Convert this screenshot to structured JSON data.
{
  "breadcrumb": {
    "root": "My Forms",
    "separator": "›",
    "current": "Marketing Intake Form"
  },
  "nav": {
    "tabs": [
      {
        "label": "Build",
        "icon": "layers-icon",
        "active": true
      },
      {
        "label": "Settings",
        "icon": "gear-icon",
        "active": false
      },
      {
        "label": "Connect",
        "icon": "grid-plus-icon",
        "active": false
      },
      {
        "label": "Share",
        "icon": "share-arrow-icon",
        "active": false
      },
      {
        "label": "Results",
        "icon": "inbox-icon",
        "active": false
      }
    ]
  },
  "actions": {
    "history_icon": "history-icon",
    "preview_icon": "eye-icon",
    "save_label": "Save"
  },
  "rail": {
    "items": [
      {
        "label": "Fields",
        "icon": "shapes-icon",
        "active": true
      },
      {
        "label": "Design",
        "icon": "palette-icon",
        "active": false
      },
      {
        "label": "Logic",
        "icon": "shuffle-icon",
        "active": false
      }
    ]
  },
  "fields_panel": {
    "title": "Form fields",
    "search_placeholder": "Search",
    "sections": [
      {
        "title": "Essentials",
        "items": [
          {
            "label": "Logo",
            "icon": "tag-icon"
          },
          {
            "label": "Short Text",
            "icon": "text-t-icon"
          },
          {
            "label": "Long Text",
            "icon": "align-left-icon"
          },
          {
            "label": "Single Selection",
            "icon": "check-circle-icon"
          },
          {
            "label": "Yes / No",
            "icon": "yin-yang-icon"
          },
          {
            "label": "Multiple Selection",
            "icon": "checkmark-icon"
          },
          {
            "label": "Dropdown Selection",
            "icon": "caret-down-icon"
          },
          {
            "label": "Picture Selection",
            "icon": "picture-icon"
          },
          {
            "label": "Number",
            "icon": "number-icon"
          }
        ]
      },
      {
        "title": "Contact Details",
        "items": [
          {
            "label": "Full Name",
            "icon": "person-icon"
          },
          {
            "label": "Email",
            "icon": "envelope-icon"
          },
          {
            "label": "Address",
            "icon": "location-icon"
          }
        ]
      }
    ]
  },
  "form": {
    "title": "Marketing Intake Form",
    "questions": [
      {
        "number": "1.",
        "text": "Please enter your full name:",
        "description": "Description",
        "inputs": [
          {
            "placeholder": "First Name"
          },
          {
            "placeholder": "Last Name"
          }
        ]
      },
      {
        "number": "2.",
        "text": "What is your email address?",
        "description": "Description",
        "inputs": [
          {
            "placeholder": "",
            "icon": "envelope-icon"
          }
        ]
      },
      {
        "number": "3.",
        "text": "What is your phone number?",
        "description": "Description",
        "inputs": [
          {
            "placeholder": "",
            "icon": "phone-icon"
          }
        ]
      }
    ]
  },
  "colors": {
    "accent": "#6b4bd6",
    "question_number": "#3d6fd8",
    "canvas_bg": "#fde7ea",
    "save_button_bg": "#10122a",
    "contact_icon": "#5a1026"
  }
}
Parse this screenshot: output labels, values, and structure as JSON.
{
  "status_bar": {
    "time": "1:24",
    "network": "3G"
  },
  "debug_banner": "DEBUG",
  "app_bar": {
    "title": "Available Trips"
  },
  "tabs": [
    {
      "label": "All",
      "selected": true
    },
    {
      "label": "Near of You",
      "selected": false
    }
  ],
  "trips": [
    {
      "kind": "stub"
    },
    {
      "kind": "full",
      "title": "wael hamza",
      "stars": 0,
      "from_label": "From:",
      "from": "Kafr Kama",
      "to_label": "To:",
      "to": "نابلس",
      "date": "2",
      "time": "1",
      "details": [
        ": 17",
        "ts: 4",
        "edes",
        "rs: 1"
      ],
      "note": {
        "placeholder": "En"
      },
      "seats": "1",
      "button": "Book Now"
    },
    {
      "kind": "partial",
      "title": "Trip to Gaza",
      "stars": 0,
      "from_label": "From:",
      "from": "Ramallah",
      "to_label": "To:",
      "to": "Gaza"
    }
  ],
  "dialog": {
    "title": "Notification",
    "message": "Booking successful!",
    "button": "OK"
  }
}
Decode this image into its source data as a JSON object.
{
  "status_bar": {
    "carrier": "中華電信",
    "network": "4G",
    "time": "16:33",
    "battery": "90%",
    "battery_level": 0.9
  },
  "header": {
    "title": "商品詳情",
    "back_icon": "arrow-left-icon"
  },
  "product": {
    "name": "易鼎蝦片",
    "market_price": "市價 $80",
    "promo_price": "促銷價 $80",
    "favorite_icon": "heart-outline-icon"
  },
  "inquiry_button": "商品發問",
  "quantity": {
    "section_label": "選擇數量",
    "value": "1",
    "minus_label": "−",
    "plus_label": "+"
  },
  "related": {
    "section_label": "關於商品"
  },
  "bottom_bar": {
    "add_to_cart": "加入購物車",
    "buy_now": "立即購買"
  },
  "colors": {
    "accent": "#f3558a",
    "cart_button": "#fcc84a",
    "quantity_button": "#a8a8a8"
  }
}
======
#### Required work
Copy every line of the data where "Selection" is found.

#### Task solution
            "label": "Single Selection",
            "label": "Multiple Selection",
            "label": "Dropdown Selection",
            "label": "Picture Selection",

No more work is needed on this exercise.